“Rising grocery bills lead to political unrest,” said Wagner.  He challenged the audience to imagine a US citizen, who currently spends about 7 percent of disposable income on groceries, having to contend with what the average Pakistani faces:  a whopping 45 percent spent on groceries. “There would be riots in the street if that were the case in the US,” he said.

Quarterly world exports of manufactured goods have been declining lately.  The Baltic Dry Index has fallen below the 2009 lows.  “Most of the world’s states are poorly equipped to deliver essential functions to their people,” said Wagner. The weakened US leadership is facing a host of issues, and the weakness in the Chinese economy is behind the decrease in commodity prices.  The near-term WTO forecast is for a slowdown in trade volume growth (3.7 percent in 2012, a weighted average of 2.0 percent in developed countries and 5.6 percent in developing).  The longer-term forecast is for a deeper recession in the Eurozone.

The Euro Zone crisis is likely to last three to five years, predicted Wagner, because “risk aversion will continue to result in delayed or reduced trade and investment flows.”  The Eurozone crisis initially prompted many investors to invest in emerging markets, but the Euro Zone problems will have a negative impact on emerging markets going forward.  The countries that will pay the highest price are those with the fewest natural resources, small domestic markets, and poorly diversified exports.  To reiterate a point made early in his talk, the Euro Zone and the world are so interconnected, there will not be a controlled explosion.  ª

The webinar presentation can be found at:  http://www.garp.org/risk-news-and-resources/webcasts/on-demand-webcasts.aspx

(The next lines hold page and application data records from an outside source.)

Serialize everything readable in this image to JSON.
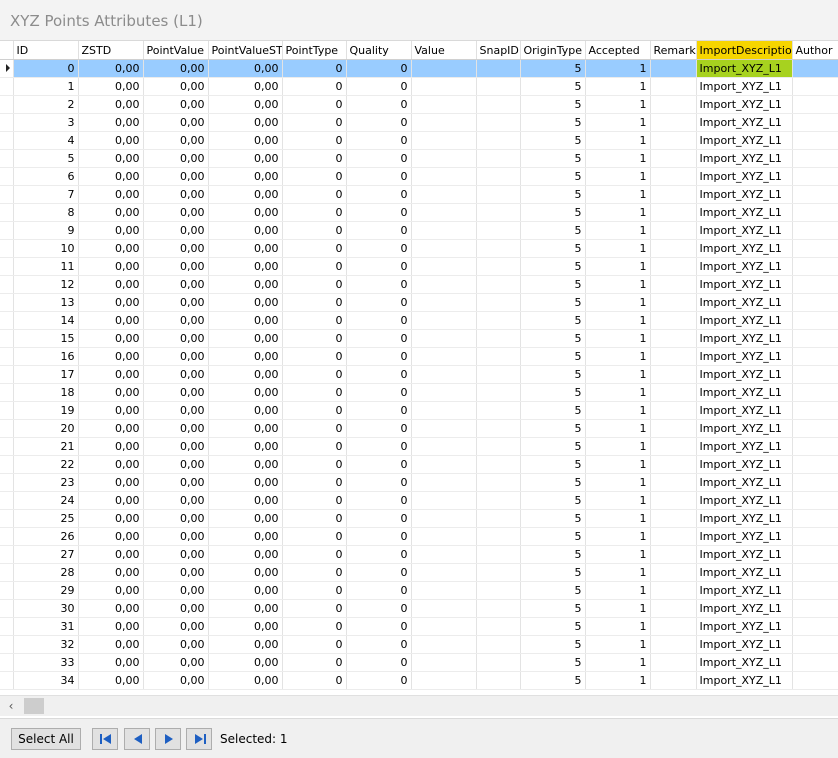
{
  "window": {
    "title": "XYZ Points Attributes (L1)"
  },
  "grid": {
    "columns": [
      "ID",
      "ZSTD",
      "PointValue",
      "PointValueSTD",
      "PointType",
      "Quality",
      "Value",
      "SnapID",
      "OriginType",
      "Accepted",
      "Remark",
      "ImportDescription",
      "Author"
    ],
    "highlighted_column": "ImportDescription",
    "selected_row_index": 0,
    "rows": [
      [
        "0",
        "0,00",
        "0,00",
        "0,00",
        "0",
        "0",
        "",
        "",
        "5",
        "1",
        "",
        "Import_XYZ_L1",
        ""
      ],
      [
        "1",
        "0,00",
        "0,00",
        "0,00",
        "0",
        "0",
        "",
        "",
        "5",
        "1",
        "",
        "Import_XYZ_L1",
        ""
      ],
      [
        "2",
        "0,00",
        "0,00",
        "0,00",
        "0",
        "0",
        "",
        "",
        "5",
        "1",
        "",
        "Import_XYZ_L1",
        ""
      ],
      [
        "3",
        "0,00",
        "0,00",
        "0,00",
        "0",
        "0",
        "",
        "",
        "5",
        "1",
        "",
        "Import_XYZ_L1",
        ""
      ],
      [
        "4",
        "0,00",
        "0,00",
        "0,00",
        "0",
        "0",
        "",
        "",
        "5",
        "1",
        "",
        "Import_XYZ_L1",
        ""
      ],
      [
        "5",
        "0,00",
        "0,00",
        "0,00",
        "0",
        "0",
        "",
        "",
        "5",
        "1",
        "",
        "Import_XYZ_L1",
        ""
      ],
      [
        "6",
        "0,00",
        "0,00",
        "0,00",
        "0",
        "0",
        "",
        "",
        "5",
        "1",
        "",
        "Import_XYZ_L1",
        ""
      ],
      [
        "7",
        "0,00",
        "0,00",
        "0,00",
        "0",
        "0",
        "",
        "",
        "5",
        "1",
        "",
        "Import_XYZ_L1",
        ""
      ],
      [
        "8",
        "0,00",
        "0,00",
        "0,00",
        "0",
        "0",
        "",
        "",
        "5",
        "1",
        "",
        "Import_XYZ_L1",
        ""
      ],
      [
        "9",
        "0,00",
        "0,00",
        "0,00",
        "0",
        "0",
        "",
        "",
        "5",
        "1",
        "",
        "Import_XYZ_L1",
        ""
      ],
      [
        "10",
        "0,00",
        "0,00",
        "0,00",
        "0",
        "0",
        "",
        "",
        "5",
        "1",
        "",
        "Import_XYZ_L1",
        ""
      ],
      [
        "11",
        "0,00",
        "0,00",
        "0,00",
        "0",
        "0",
        "",
        "",
        "5",
        "1",
        "",
        "Import_XYZ_L1",
        ""
      ],
      [
        "12",
        "0,00",
        "0,00",
        "0,00",
        "0",
        "0",
        "",
        "",
        "5",
        "1",
        "",
        "Import_XYZ_L1",
        ""
      ],
      [
        "13",
        "0,00",
        "0,00",
        "0,00",
        "0",
        "0",
        "",
        "",
        "5",
        "1",
        "",
        "Import_XYZ_L1",
        ""
      ],
      [
        "14",
        "0,00",
        "0,00",
        "0,00",
        "0",
        "0",
        "",
        "",
        "5",
        "1",
        "",
        "Import_XYZ_L1",
        ""
      ],
      [
        "15",
        "0,00",
        "0,00",
        "0,00",
        "0",
        "0",
        "",
        "",
        "5",
        "1",
        "",
        "Import_XYZ_L1",
        ""
      ],
      [
        "16",
        "0,00",
        "0,00",
        "0,00",
        "0",
        "0",
        "",
        "",
        "5",
        "1",
        "",
        "Import_XYZ_L1",
        ""
      ],
      [
        "17",
        "0,00",
        "0,00",
        "0,00",
        "0",
        "0",
        "",
        "",
        "5",
        "1",
        "",
        "Import_XYZ_L1",
        ""
      ],
      [
        "18",
        "0,00",
        "0,00",
        "0,00",
        "0",
        "0",
        "",
        "",
        "5",
        "1",
        "",
        "Import_XYZ_L1",
        ""
      ],
      [
        "19",
        "0,00",
        "0,00",
        "0,00",
        "0",
        "0",
        "",
        "",
        "5",
        "1",
        "",
        "Import_XYZ_L1",
        ""
      ],
      [
        "20",
        "0,00",
        "0,00",
        "0,00",
        "0",
        "0",
        "",
        "",
        "5",
        "1",
        "",
        "Import_XYZ_L1",
        ""
      ],
      [
        "21",
        "0,00",
        "0,00",
        "0,00",
        "0",
        "0",
        "",
        "",
        "5",
        "1",
        "",
        "Import_XYZ_L1",
        ""
      ],
      [
        "22",
        "0,00",
        "0,00",
        "0,00",
        "0",
        "0",
        "",
        "",
        "5",
        "1",
        "",
        "Import_XYZ_L1",
        ""
      ],
      [
        "23",
        "0,00",
        "0,00",
        "0,00",
        "0",
        "0",
        "",
        "",
        "5",
        "1",
        "",
        "Import_XYZ_L1",
        ""
      ],
      [
        "24",
        "0,00",
        "0,00",
        "0,00",
        "0",
        "0",
        "",
        "",
        "5",
        "1",
        "",
        "Import_XYZ_L1",
        ""
      ],
      [
        "25",
        "0,00",
        "0,00",
        "0,00",
        "0",
        "0",
        "",
        "",
        "5",
        "1",
        "",
        "Import_XYZ_L1",
        ""
      ],
      [
        "26",
        "0,00",
        "0,00",
        "0,00",
        "0",
        "0",
        "",
        "",
        "5",
        "1",
        "",
        "Import_XYZ_L1",
        ""
      ],
      [
        "27",
        "0,00",
        "0,00",
        "0,00",
        "0",
        "0",
        "",
        "",
        "5",
        "1",
        "",
        "Import_XYZ_L1",
        ""
      ],
      [
        "28",
        "0,00",
        "0,00",
        "0,00",
        "0",
        "0",
        "",
        "",
        "5",
        "1",
        "",
        "Import_XYZ_L1",
        ""
      ],
      [
        "29",
        "0,00",
        "0,00",
        "0,00",
        "0",
        "0",
        "",
        "",
        "5",
        "1",
        "",
        "Import_XYZ_L1",
        ""
      ],
      [
        "30",
        "0,00",
        "0,00",
        "0,00",
        "0",
        "0",
        "",
        "",
        "5",
        "1",
        "",
        "Import_XYZ_L1",
        ""
      ],
      [
        "31",
        "0,00",
        "0,00",
        "0,00",
        "0",
        "0",
        "",
        "",
        "5",
        "1",
        "",
        "Import_XYZ_L1",
        ""
      ],
      [
        "32",
        "0,00",
        "0,00",
        "0,00",
        "0",
        "0",
        "",
        "",
        "5",
        "1",
        "",
        "Import_XYZ_L1",
        ""
      ],
      [
        "33",
        "0,00",
        "0,00",
        "0,00",
        "0",
        "0",
        "",
        "",
        "5",
        "1",
        "",
        "Import_XYZ_L1",
        ""
      ],
      [
        "34",
        "0,00",
        "0,00",
        "0,00",
        "0",
        "0",
        "",
        "",
        "5",
        "1",
        "",
        "Import_XYZ_L1",
        ""
      ]
    ]
  },
  "scrollbar": {
    "left_arrow_icon": "chevron-left-icon"
  },
  "toolbar": {
    "select_all_label": "Select All",
    "nav_icons": [
      "first-record-icon",
      "previous-record-icon",
      "next-record-icon",
      "last-record-icon"
    ],
    "selected_label": "Selected: 1"
  },
  "colors": {
    "selected_row": "#99ccff",
    "selected_import_cell": "#a7d21f",
    "highlighted_header": "#f6d500",
    "nav_icon": "#1e5fc2"
  }
}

Daniel Wagner’s latest book can be found at:  Managing Country Risk.com

Check out other resources available at Country Risk Solutionswww.countryrisksolutions.com